22 August 2020

Mostly for Christian Latinists

Before the Solemnity of the Assumption, I wrote a couple of posts about a Vigil service of the Assumption, modelled on some elements of the Easter Vigil.

The (lit) Easter Candle was brought to a congregation outside the Church; a presbyteral 'Greeting' introduced the rite; the people lit their own candles; and the procession moved to the Church (Canticle: Revelation 19: 1-7). Upon arrival, the Candle was placed next to an Icon of the Dormition or Assumption. Candle and icon were censed, and then a Lucernarium was chanted.

I had publishd the text of the Lucernarium the previous day and asked readers where it came from; I received very kind and helpful answers, which are on the thread attached to this. I particularly enjoyed the Comment which gave analogies from popular Byzantine culture. That sort of contribution makes blog-writing somehow seem worth it!

At the end of the Lucernarium, the faithful extinguished their candles. A liturgy of the Word followed, with the Gospel (Luke 10: 38 sqq + 11: 27-28) which was anciently used in the West and is still used by Byzantines. The Magnificat was sung (Antiphon: Regina caeli laetare) as incense was used and flowers offered to our Lady. The service ended with a prayer.

(1) I liked the use of the Paschal Candle with elements in the Lucernarium linking it with the Exsultet of the Easter Vigil.
(2) I liked the reference to our Lady as Mediatrix of Graces; a theme emphasised in earlier Latin euchology of Assumptionday.
(3) I approved of the recovery of the pre-Bugnini and first-millennium Assumptionday Gospel.
(4) The offering of flowers, alluding to the traditional accounts of Mary's empty tomb, seemed to me a thoroughly nice idea.

In a moment, I will republish as an update that English text of an Assumption Lucernarium, together with my quick version in Latin. I composed this simply as a literary exercise, so there is no need for any fierce Traddy to make an attack on me for trying to promote Modernism ... In doing so, I was naturally hungry for echoes of the Easter Exsultet. I have not checked it through ... for example, I have not researched my use of the verb triumphare with a direct object in the accusative. It just sounds right to me in terms of Christian Latin. And the gender of dies ...

I would be interested in any comments on this entire text, in the original English or my own Latin.


Joshua said...

Here you will find the passage quoted, without the errata and sundry variants, on the first page:


It is briefly cited as:

From Celebrations for the Millennium, 1999.

And this same newsletter indicates in more detail on page 5 that it comes from:

Celebrations for the Millennium. (1997: [Christ]; 1998: "Come, Holy Spirit"; 1999: God the Father.[)] Totwa, New Jersey: Catholic Book Publishing Company, 1997-99.

"These three volumes are offered by the Central Organizing Committee for the Great Jubilee of the Year 2000. For each of the years, materials for liturgy and prayer services are provided to underline the themes of the preparation period for the mille[n]nium, as outlined in On the Coming Third Millennium.
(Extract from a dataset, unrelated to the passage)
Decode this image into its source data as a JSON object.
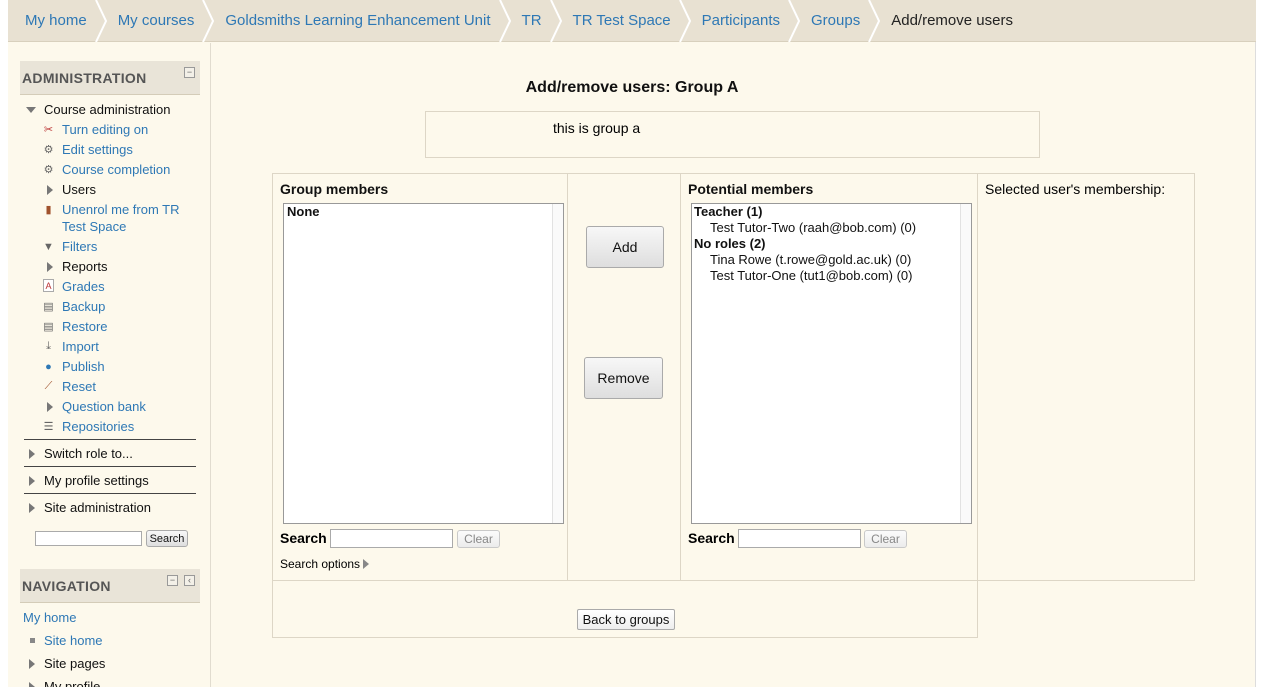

The structure of each book is similar: formularies for Masses (many newly composed); texts for the General Intercession; prayer before the Blessed Sacrament; texts for prayer vigils and the celebration of the Word; penitential celebrations; litanies; Marian devotions. Some of the material can be found elsewhere (e.g., the Sacramentary, the Collection of Masses of the Blessed Virgin Mary); but much of the material, especially for the prayer services and devotions, is newly composed or taken from sources not readily available."

Andrew Malton said...

Google suggests a source is "Celebrations of the Millenium", vol. 3, Catholic Book Publishing Company, 1999.

However Google hasn't scanned that so it's hard to check if they merely reprinted it.

Fr Herman said...

Father, if your question is for someone to identify the source of the text, it seems the above commenters have done so. If your question is to identify the source of the idea, well, I would suggest that perhaps someone was familiar with the similar parallel between Holy Saturday and Dormition that exists in some local traditions of the Byzantine Rite. Like the example given here, it's not found in any official liturgical book (the Menaion in this case), but is found in various publications to be used ad libitum. So the parallel is quite precise. It involves a burial shroud of the Mother of God, before which are sung many hymns of the same form and to the same melodies as those used on Holy Saturday. Later on, hymns about Our Lady's resurrection and translation are sung that mirror the Sunday Eulogitaria used each Lord's Day in honor of Our Lord's resurrection.